=== Section Start ===

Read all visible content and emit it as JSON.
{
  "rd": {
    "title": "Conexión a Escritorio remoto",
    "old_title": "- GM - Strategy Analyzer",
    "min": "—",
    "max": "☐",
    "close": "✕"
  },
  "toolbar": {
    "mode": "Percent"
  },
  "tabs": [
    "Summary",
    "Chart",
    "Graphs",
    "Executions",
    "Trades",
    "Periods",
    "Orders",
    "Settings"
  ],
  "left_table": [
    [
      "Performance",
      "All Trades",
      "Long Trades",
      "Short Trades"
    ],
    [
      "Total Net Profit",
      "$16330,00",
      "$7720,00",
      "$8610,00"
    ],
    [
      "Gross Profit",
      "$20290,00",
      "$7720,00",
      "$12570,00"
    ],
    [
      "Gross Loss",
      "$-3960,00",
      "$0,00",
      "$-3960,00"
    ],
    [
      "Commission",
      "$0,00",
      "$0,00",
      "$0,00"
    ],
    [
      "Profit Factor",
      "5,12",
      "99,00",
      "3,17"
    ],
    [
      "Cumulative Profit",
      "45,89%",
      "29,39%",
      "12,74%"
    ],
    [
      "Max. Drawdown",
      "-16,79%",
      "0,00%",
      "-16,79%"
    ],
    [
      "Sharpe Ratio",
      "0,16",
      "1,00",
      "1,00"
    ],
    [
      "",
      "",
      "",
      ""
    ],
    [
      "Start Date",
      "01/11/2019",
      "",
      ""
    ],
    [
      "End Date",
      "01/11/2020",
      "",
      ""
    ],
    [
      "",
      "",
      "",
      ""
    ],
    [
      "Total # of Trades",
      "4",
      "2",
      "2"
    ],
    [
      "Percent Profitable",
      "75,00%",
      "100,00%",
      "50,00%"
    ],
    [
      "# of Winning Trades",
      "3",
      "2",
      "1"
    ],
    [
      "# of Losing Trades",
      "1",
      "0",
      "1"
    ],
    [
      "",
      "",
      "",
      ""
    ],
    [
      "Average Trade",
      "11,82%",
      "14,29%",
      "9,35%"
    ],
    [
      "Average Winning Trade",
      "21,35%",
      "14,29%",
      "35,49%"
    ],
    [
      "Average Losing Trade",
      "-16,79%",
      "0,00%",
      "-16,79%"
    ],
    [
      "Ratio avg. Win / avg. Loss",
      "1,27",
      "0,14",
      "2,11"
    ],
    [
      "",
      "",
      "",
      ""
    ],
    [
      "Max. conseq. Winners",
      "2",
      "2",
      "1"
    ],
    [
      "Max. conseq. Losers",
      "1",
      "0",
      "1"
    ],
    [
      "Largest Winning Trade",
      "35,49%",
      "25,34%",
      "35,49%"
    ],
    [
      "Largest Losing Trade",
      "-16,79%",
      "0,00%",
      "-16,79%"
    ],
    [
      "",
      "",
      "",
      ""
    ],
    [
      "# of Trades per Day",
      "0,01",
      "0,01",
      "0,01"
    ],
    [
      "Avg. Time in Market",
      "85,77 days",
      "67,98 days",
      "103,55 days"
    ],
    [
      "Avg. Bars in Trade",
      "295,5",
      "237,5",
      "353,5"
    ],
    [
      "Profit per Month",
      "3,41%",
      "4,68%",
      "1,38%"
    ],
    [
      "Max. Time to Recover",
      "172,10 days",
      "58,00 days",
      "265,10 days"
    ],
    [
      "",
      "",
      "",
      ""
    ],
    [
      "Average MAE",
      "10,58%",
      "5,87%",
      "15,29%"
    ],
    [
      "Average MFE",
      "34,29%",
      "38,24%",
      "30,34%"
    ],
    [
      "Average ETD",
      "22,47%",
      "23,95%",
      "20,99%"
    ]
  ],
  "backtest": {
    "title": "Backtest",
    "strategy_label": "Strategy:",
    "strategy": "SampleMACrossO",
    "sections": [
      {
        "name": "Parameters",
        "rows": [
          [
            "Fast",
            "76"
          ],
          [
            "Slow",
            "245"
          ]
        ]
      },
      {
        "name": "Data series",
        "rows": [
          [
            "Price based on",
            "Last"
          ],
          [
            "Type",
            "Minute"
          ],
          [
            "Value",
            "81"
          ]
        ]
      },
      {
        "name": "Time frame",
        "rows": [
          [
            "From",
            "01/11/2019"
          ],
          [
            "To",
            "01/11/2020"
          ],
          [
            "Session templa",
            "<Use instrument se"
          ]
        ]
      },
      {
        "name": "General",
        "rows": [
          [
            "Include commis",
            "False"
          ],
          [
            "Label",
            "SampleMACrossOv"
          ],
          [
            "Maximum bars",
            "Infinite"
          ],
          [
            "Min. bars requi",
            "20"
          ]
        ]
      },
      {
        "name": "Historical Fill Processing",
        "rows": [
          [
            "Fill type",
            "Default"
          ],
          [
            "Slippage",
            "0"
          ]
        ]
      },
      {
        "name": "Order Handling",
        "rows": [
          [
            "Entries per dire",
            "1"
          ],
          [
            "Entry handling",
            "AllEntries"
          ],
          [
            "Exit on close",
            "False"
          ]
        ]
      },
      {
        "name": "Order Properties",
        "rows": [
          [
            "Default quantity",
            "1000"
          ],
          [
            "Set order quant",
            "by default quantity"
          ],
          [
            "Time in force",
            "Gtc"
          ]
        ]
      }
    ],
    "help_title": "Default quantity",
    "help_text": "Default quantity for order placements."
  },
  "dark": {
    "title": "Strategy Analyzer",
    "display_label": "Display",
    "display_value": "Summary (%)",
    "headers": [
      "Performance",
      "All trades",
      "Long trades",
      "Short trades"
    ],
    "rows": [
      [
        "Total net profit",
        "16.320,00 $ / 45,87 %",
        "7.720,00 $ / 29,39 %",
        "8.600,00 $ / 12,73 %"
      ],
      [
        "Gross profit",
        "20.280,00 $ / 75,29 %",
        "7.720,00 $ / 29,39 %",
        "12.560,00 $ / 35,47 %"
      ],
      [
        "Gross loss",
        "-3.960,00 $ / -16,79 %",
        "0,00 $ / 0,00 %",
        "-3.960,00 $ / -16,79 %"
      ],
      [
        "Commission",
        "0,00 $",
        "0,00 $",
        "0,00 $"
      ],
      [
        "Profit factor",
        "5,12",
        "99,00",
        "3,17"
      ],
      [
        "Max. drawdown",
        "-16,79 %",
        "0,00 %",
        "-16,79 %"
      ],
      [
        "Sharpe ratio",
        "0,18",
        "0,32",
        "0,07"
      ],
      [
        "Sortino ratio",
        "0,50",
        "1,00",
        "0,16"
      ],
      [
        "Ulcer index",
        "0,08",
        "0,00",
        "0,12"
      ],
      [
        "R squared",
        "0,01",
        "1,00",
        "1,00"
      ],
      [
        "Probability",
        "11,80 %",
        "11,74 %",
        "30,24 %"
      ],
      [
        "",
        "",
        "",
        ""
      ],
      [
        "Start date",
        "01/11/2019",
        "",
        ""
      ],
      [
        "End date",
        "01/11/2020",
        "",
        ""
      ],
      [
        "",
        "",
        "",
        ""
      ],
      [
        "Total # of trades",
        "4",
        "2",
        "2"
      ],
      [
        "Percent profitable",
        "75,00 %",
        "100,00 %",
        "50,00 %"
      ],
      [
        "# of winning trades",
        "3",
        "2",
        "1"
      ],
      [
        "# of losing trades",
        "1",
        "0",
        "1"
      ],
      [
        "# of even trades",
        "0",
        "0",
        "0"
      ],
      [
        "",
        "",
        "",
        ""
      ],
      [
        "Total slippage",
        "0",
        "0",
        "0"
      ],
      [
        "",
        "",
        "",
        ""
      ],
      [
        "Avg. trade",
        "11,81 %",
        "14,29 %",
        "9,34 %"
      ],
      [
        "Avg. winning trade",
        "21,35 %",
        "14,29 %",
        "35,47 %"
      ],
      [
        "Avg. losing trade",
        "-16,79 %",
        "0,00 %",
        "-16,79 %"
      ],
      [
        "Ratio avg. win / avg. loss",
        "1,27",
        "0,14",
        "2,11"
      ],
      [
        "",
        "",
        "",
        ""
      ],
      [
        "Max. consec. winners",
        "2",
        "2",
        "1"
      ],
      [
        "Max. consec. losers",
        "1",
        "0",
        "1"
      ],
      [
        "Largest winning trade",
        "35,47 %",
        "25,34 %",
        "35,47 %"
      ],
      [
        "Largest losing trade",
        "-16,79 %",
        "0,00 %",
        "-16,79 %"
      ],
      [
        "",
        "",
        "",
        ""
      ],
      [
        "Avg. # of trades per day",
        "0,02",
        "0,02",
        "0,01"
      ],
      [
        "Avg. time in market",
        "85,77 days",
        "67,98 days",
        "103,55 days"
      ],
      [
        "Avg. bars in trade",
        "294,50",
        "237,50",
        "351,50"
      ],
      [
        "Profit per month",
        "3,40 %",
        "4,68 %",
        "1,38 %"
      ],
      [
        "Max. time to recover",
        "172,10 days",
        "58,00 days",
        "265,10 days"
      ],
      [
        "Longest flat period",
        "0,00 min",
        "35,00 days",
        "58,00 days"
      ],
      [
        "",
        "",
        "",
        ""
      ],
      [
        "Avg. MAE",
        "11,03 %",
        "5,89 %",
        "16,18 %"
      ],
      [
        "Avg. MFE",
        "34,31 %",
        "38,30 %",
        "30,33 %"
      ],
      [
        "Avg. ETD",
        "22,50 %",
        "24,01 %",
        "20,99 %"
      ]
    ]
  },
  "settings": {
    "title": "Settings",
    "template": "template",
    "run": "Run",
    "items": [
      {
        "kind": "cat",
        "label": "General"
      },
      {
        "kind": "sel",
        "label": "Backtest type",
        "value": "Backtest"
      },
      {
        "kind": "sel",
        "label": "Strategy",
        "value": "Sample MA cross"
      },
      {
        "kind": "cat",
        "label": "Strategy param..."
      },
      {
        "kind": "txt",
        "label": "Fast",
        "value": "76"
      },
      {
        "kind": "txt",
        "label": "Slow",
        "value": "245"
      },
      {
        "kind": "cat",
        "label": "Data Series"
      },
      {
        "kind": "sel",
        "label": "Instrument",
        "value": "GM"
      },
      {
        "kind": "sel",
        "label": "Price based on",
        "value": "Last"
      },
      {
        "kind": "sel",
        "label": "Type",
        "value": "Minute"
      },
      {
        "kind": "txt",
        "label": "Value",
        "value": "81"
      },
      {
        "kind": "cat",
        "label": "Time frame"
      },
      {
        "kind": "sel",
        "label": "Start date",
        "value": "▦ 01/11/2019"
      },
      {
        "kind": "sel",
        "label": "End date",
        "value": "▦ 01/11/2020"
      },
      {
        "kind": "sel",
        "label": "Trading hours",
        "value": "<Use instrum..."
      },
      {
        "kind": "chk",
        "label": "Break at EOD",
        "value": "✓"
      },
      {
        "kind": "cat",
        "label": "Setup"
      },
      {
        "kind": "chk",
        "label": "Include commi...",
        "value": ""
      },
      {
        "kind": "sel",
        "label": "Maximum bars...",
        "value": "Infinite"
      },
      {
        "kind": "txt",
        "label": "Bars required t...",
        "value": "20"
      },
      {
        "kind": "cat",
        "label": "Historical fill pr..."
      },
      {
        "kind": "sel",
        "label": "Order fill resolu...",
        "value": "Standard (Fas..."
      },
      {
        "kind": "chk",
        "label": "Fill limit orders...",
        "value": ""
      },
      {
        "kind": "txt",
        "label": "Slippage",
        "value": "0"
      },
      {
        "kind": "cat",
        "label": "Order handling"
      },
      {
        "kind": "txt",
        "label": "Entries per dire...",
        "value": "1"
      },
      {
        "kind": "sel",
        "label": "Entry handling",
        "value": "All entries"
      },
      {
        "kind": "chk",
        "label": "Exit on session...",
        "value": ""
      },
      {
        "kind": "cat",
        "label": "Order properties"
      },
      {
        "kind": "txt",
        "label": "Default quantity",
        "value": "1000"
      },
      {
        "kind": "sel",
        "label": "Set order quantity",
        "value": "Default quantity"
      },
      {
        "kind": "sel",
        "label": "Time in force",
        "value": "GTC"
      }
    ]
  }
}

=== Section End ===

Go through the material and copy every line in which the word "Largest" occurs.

      "Largest Winning Trade",
      "Largest Losing Trade",
        "Largest winning trade",
        "Largest losing trade",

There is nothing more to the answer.